## Task directions
Return, from the listing that follows, each line containing the word "JSON".

## Supplied records

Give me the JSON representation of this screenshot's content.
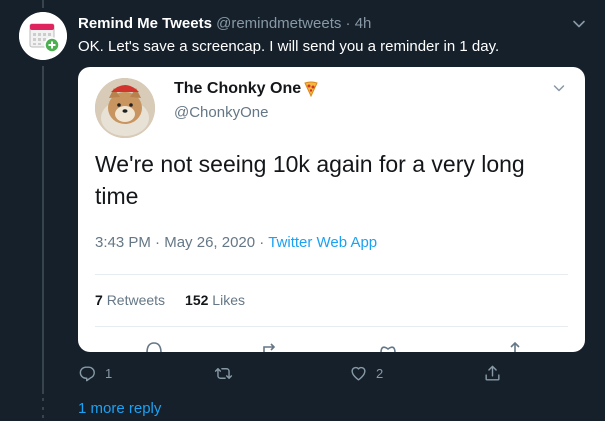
{
  "tweet": {
    "display_name": "Remind Me Tweets",
    "handle": "@remindmetweets",
    "separator": "·",
    "time": "4h",
    "text": "OK. Let's save a screencap. I will send you a reminder in 1 day."
  },
  "quoted": {
    "display_name": "The Chonky One",
    "name_emoji": "pizza-icon",
    "handle": "@ChonkyOne",
    "text": "We're not seeing 10k again for a very long time",
    "time": "3:43 PM",
    "meta_separator": "·",
    "date": "May 26, 2020",
    "meta_separator2": "·",
    "app": "Twitter Web App",
    "retweets_count": "7",
    "retweets_label": "Retweets",
    "likes_count": "152",
    "likes_label": "Likes"
  },
  "actions": {
    "reply_count": "1",
    "retweet_count": "",
    "like_count": "2"
  },
  "footer": {
    "more_replies": "1 more reply"
  },
  "colors": {
    "background": "#15202b",
    "accent": "#1da1f2",
    "muted": "#8899a6"
  }
}
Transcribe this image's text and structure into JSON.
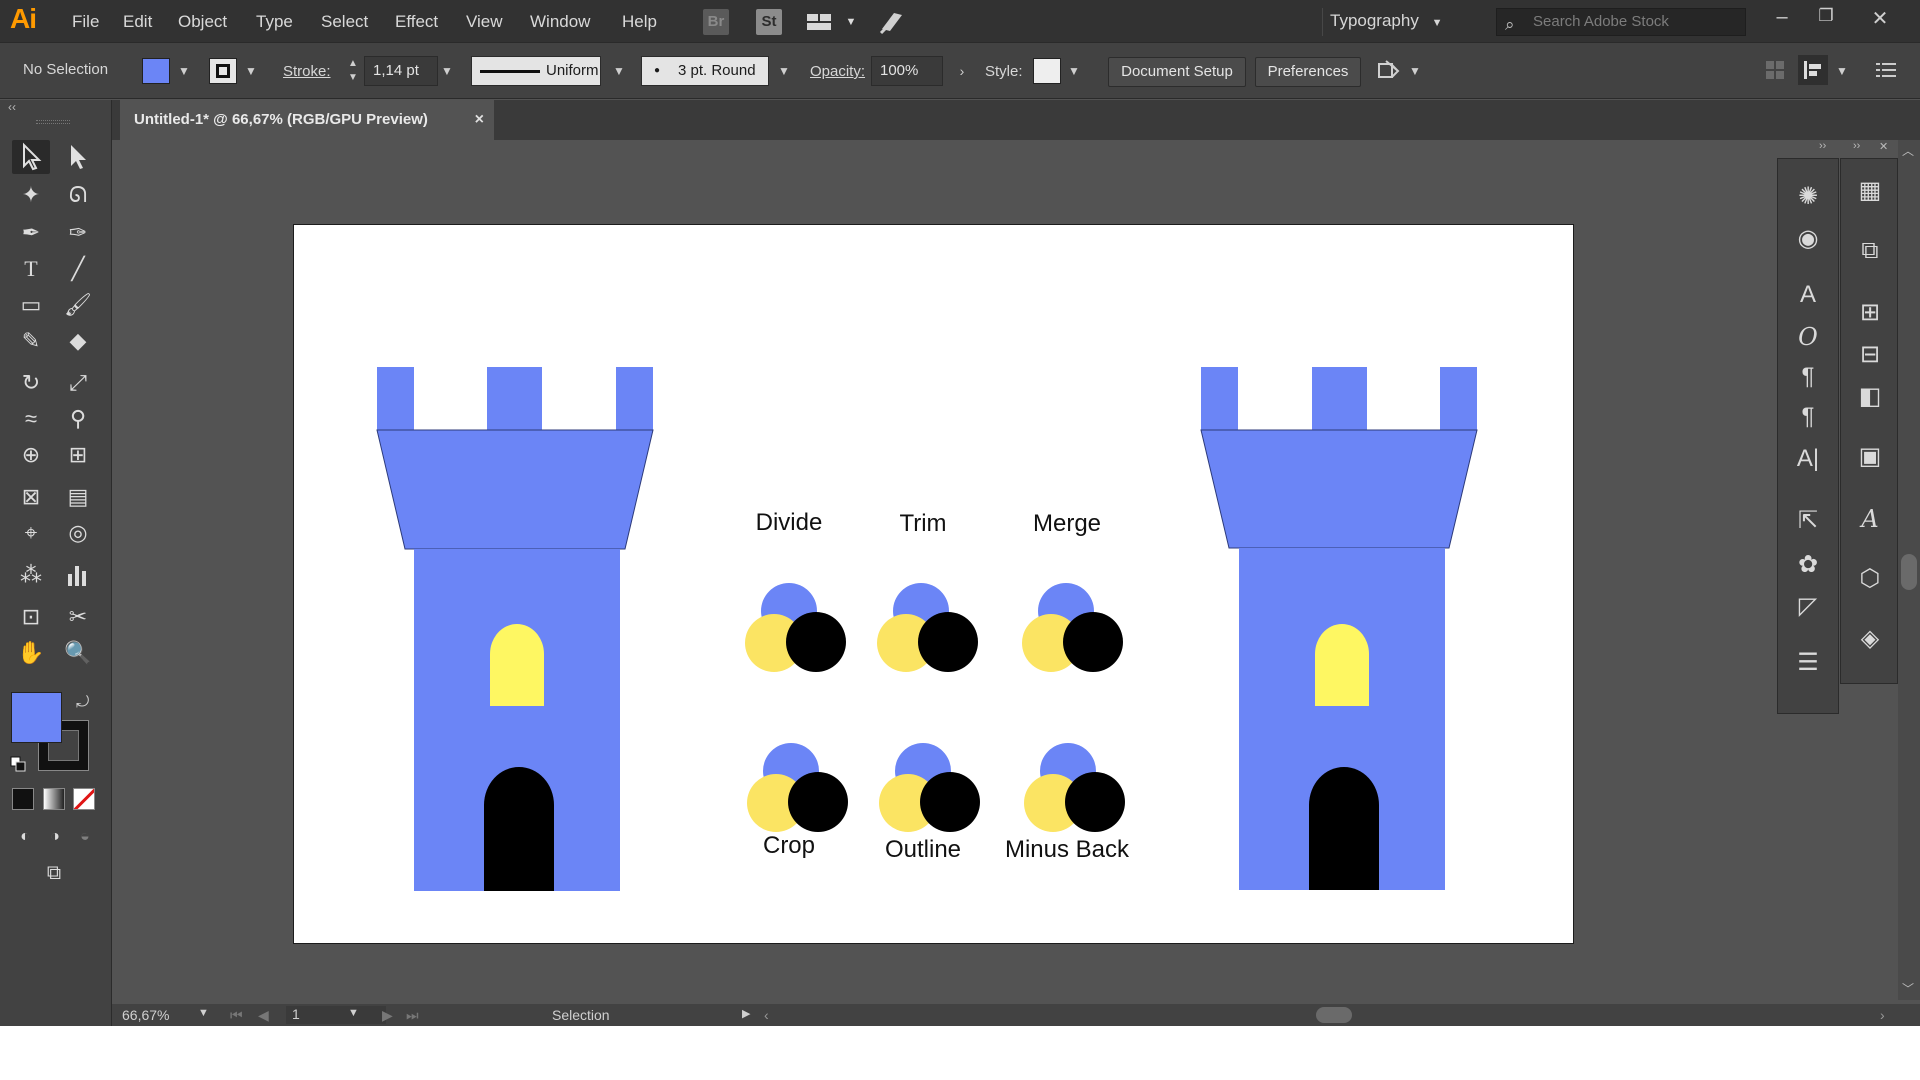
{
  "app": {
    "logo": "Ai",
    "menu": [
      "File",
      "Edit",
      "Object",
      "Type",
      "Select",
      "Effect",
      "View",
      "Window",
      "Help"
    ],
    "bridge_label": "Br",
    "stock_label": "St",
    "workspace": "Typography",
    "search_placeholder": "Search Adobe Stock"
  },
  "controlbar": {
    "selection": "No Selection",
    "fill_color": "#6b85f6",
    "stroke_label": "Stroke:",
    "stroke_weight": "1,14 pt",
    "stroke_profile": "Uniform",
    "brush": "3 pt. Round",
    "opacity_label": "Opacity:",
    "opacity": "100%",
    "style_label": "Style:",
    "document_setup": "Document Setup",
    "preferences": "Preferences"
  },
  "document": {
    "tab_title": "Untitled-1* @ 66,67% (RGB/GPU Preview)",
    "close": "×"
  },
  "artwork": {
    "tower_color": "#6b85f6",
    "window_color": "#fef762",
    "door_color": "#000000",
    "circle_blue": "#6b85f6",
    "circle_yellow": "#fbe463",
    "circle_black": "#000000",
    "pathfinder_labels": {
      "divide": "Divide",
      "trim": "Trim",
      "merge": "Merge",
      "crop": "Crop",
      "outline": "Outline",
      "minus_back": "Minus Back"
    }
  },
  "statusbar": {
    "zoom": "66,67%",
    "artboard_number": "1",
    "tool_status": "Selection"
  }
}
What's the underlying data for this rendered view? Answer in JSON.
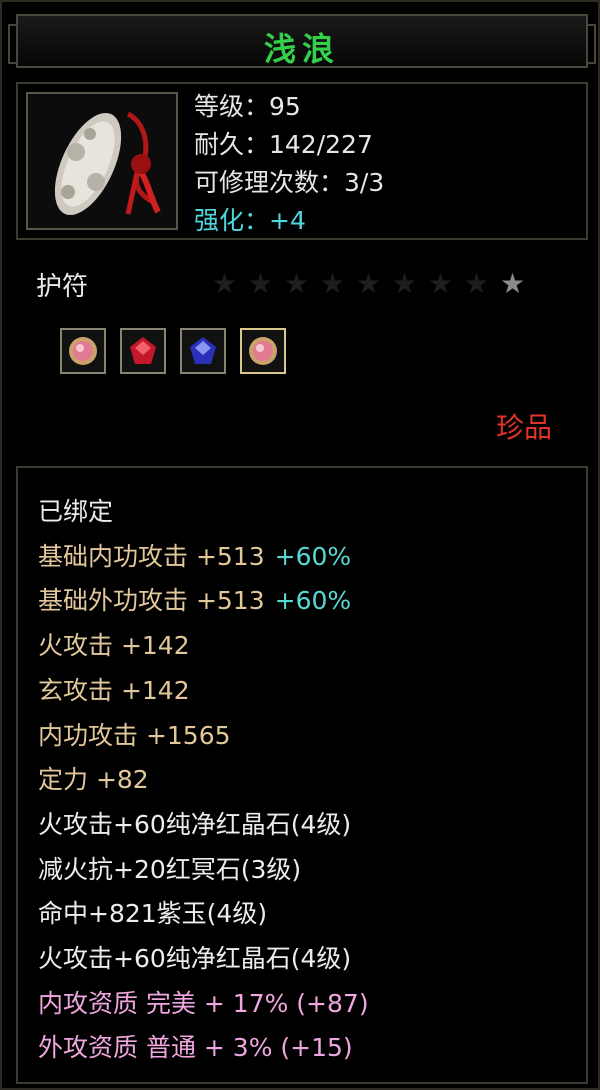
{
  "title": "浅浪",
  "stats": {
    "level": "等级：95",
    "durability": "耐久：142/227",
    "repair": "可修理次数：3/3",
    "enhance": "强化：+4"
  },
  "item_type": "护符",
  "stars": {
    "total": 9,
    "lit": 1
  },
  "gems": [
    {
      "icon": "pink-orb-gem-icon"
    },
    {
      "icon": "red-crystal-gem-icon"
    },
    {
      "icon": "blue-crystal-gem-icon"
    },
    {
      "icon": "pink-orb-gem-icon"
    }
  ],
  "rarity": "珍品",
  "attributes": [
    {
      "text": "已绑定",
      "bonus": ""
    },
    {
      "text": "基础内功攻击 +513",
      "bonus": "+60%"
    },
    {
      "text": "基础外功攻击 +513",
      "bonus": "+60%"
    },
    {
      "text": "火攻击 +142",
      "bonus": ""
    },
    {
      "text": "玄攻击 +142",
      "bonus": ""
    },
    {
      "text": "内功攻击 +1565",
      "bonus": ""
    },
    {
      "text": "定力 +82",
      "bonus": ""
    },
    {
      "text": "火攻击+60纯净红晶石(4级)",
      "bonus": ""
    },
    {
      "text": "减火抗+20红冥石(3级)",
      "bonus": ""
    },
    {
      "text": "命中+821紫玉(4级)",
      "bonus": ""
    },
    {
      "text": "火攻击+60纯净红晶石(4级)",
      "bonus": ""
    },
    {
      "text": "内攻资质 完美 + 17% (+87)",
      "bonus": ""
    },
    {
      "text": "外攻资质 普通 + 3% (+15)",
      "bonus": ""
    }
  ],
  "colors": {
    "title": "#35d04a",
    "enhance": "#4fd6dc",
    "rarity": "#e0342a",
    "base_attr": "#e2c79a",
    "quality": "#f0a6de",
    "bonus": "#59d7d3"
  }
}
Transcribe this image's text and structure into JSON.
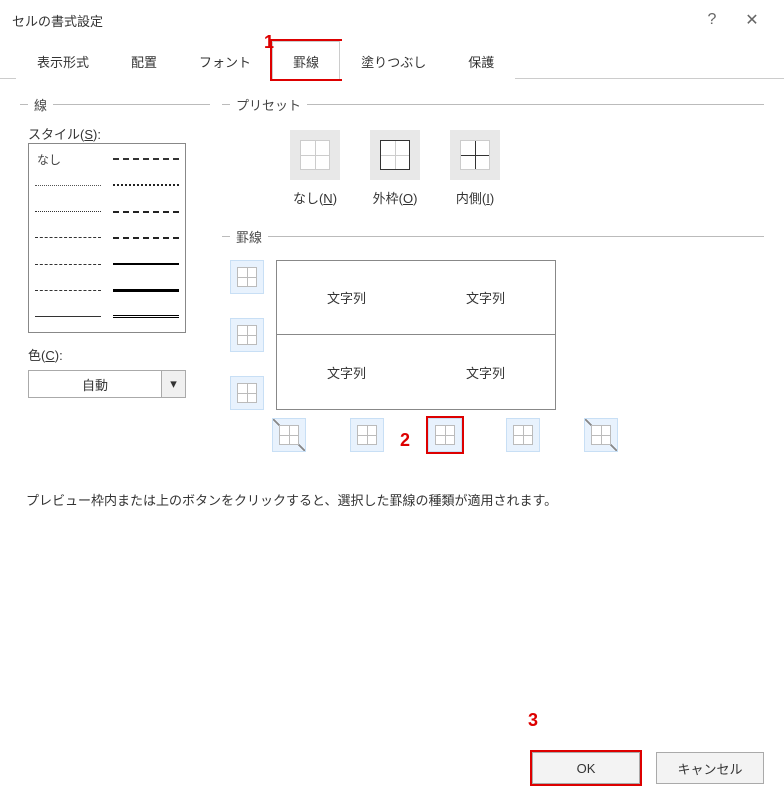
{
  "window": {
    "title": "セルの書式設定"
  },
  "tabs": {
    "display": "表示形式",
    "align": "配置",
    "font": "フォント",
    "border": "罫線",
    "fill": "塗りつぶし",
    "protect": "保護"
  },
  "line": {
    "group": "線",
    "style_label": "スタイル(",
    "style_key": "S",
    "style_suffix": "):",
    "none": "なし",
    "color_label": "色(",
    "color_key": "C",
    "color_suffix": "):",
    "color_value": "自動"
  },
  "preset": {
    "group": "プリセット",
    "none": "なし(",
    "none_key": "N",
    "outline": "外枠(",
    "outline_key": "O",
    "inside": "内側(",
    "inside_key": "I",
    "suffix": ")"
  },
  "border_group": "罫線",
  "preview_cell": "文字列",
  "note": "プレビュー枠内または上のボタンをクリックすると、選択した罫線の種類が適用されます。",
  "buttons": {
    "ok": "OK",
    "cancel": "キャンセル"
  },
  "annot": {
    "a1": "1",
    "a2": "2",
    "a3": "3"
  }
}
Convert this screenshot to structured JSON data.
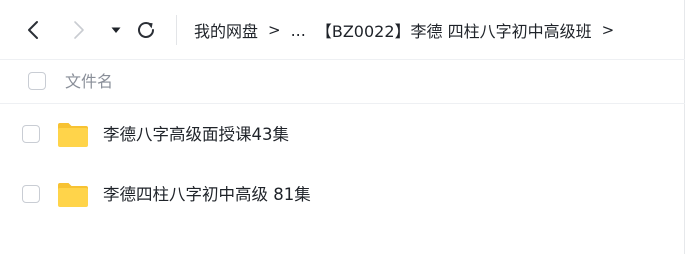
{
  "toolbar": {
    "icons": {
      "back": "chevron-left-icon",
      "forward": "chevron-right-icon",
      "dropdown": "caret-down-icon",
      "refresh": "refresh-icon"
    },
    "breadcrumb": {
      "root": "我的网盘",
      "separator": ">",
      "ellipsis": "...",
      "current": "【BZ0022】李德 四柱八字初中高级班",
      "trailing_separator": ">"
    }
  },
  "list": {
    "header_label": "文件名",
    "items": [
      {
        "name": "李德八字高级面授课43集",
        "icon": "folder-icon"
      },
      {
        "name": "李德四柱八字初中高级 81集",
        "icon": "folder-icon"
      }
    ]
  },
  "colors": {
    "text": "#1f2329",
    "muted_text": "#8a8f99",
    "folder": "#ffd44a",
    "folder_back": "#f7c232",
    "border": "#eef0f3"
  }
}
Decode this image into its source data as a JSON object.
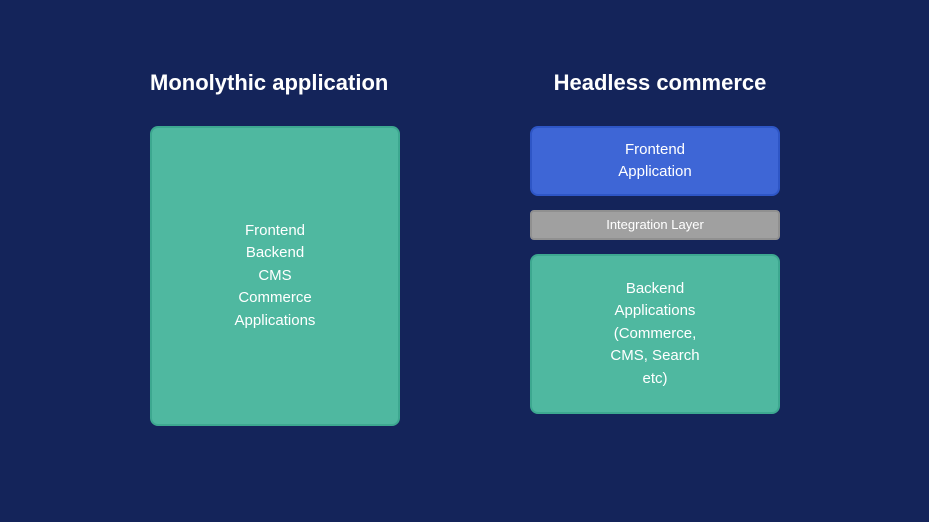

## Answer for the task
Give me the JSON representation of this screenshot's content.
Transcribe this image's text and structure into JSON.
What's the underlying data for this rendered view? Answer in JSON.
Transcribe this image's text and structure into JSON.
Convert this screenshot to structured JSON data.
Decode this image into its source data as a JSON object.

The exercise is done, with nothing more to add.